Soil sampling (photo cred: Kate Kuntu-Blankson).

As a scientist, a question often asked by my colleagues and friends is: does my day-to-day research contribute to transforming society, and if so, how? This question can be challenging to answer, as researchers tend to be caught up in interpreting their scientific results and doing science for the sake of satisfying their curiosity. Too little effort is put into communicating and discussing the implications of their results with the broader non-scientific community.

My expertise is in analyzing the changes that soils and ecosystems undergo when certain management practices are implemented. Soil carbon is the basis for soil fertility and hence a key factor influencing agricultural production. I do a lot of scenario analysis – asking what if farmers could adopt practices that increase inputs to the soils, for example, through manure addition, crop residue retention and fertilizer application? Yet, whether or not the best practices ever see broader adoption depends on a lot of other things. Policy interventions play a significant role in achieving sustainable soil management in most countries. However, in the East Africa region, direct channels of communication between soil scientists and policy makers are limited and in some cases nonexistent. Due to this, soil carbon research results are hardly used in the development of key environmental and agricultural policies, which influence the viability of sustainable soil management practices. More efforts are needed to narrow this gap by identifying the areas to be improved or changed for our research to be considered in the policy- and decision-making processes.

 

Participants to the East Africa Soil carbon workshop – Science to Inform Policy, Nairobi, 17-18 April 2018.

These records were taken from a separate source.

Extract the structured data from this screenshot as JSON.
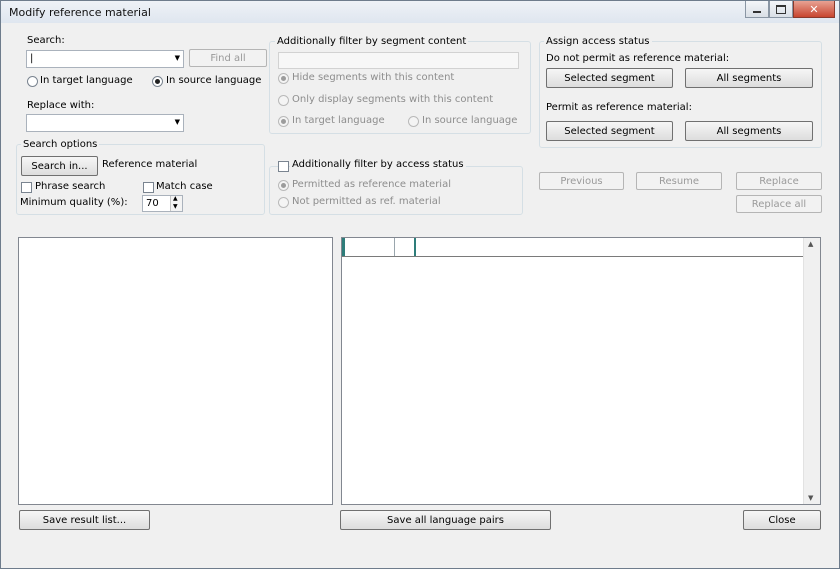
{
  "window": {
    "title": "Modify reference material"
  },
  "search": {
    "label": "Search:",
    "value": "|",
    "find_all": "Find all",
    "radio_target": "In target language",
    "radio_source": "In source language",
    "selected_radio": "source"
  },
  "replace": {
    "label": "Replace with:",
    "value": ""
  },
  "search_options": {
    "legend": "Search options",
    "search_in_button": "Search in...",
    "search_in_value": "Reference material",
    "phrase_search": "Phrase search",
    "match_case": "Match case",
    "min_quality_label": "Minimum quality (%):",
    "min_quality_value": "70"
  },
  "segment_filter": {
    "legend": "Additionally filter by segment content",
    "input_value": "",
    "hide_segments": "Hide segments with this content",
    "only_display": "Only display segments with this content",
    "in_target": "In target language",
    "in_source": "In source language"
  },
  "access_filter": {
    "legend": "Additionally filter by access status",
    "permitted": "Permitted as reference material",
    "not_permitted": "Not permitted as ref. material"
  },
  "assign": {
    "legend": "Assign access status",
    "do_not_permit_label": "Do not permit as reference material:",
    "permit_label": "Permit as reference material:",
    "selected_segment": "Selected segment",
    "all_segments": "All segments"
  },
  "actions": {
    "previous": "Previous",
    "resume": "Resume",
    "replace": "Replace",
    "replace_all": "Replace all"
  },
  "bottom": {
    "save_result_list": "Save result list...",
    "save_all_language_pairs": "Save all language pairs",
    "close": "Close"
  },
  "colors": {
    "accent": "#2e7d7a",
    "title_bar": "#dfe6ef"
  }
}
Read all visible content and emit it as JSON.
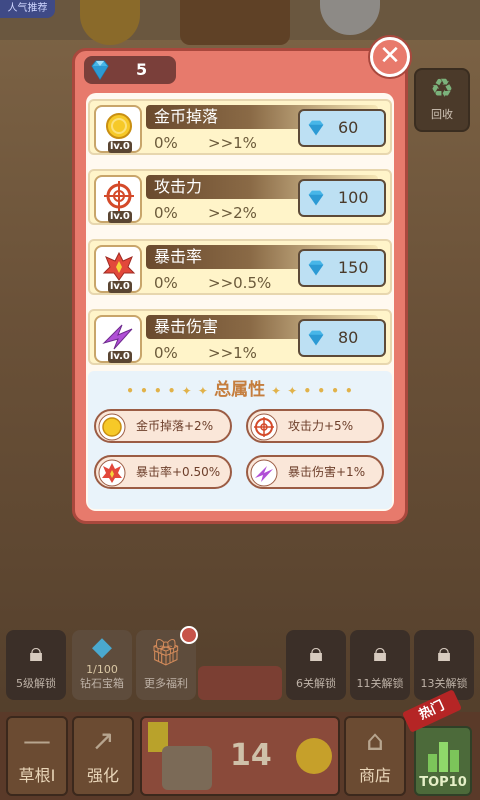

The “East Africa Soil carbon workshop – Science to Inform Policy” held in Nairobi for the first time provided an opportunity for soil carbon experts in the region to brainstorm on how to address this critical issue. Emphasis was laid on highlighting key action points to be addressed by the various research organizations and institutions in the region, universities and the ongoing global soil carbon initiatives and projects. These points are summarized as follows.

  1. Research institutions and universities should support more long-term trial experiments in the region to address the limited evidence of the impact of agricultural land use on soil carbon.
  2. The methods for quantifying soil carbon in the different countries should be standardized.
  3. Scientists and policy makers need to collaborate more closely to make research, tools, and maps more demand driven and to illustrate how scientific results can be used for informing policy- and decision-making processes.
  4. Soil carbon initiatives and projects, such as CASA, CIRCASA, and 4 per 1000, should motivate and support increased participation of target countries and organizations.
  5. East African countries should support open access by endorsing data sharing among the national research centers. International donors should demand open data access in projects that they fund.
  6. East African research organizations – including CGIAR centers – and institutions of higher learning need to organize more frequent networking events and specific workshops offering adequate knowledge exchange and training on latest methods, tools, and models.

Details of the workshop presentations and discussions have now been published in a report which is available under https://wle.cgiar.org/east-africa-soil-carbon-workshop-science-inform-policy.

In conclusion, scientists in the East Africa region need to be more proactive in emphasizing the urgent need to address the above action points. This is a key prerequisite for our research to play a meaningful role in influencing the adoption of effective soil-carbon-related policies.

Pin It on Pinterest

Share This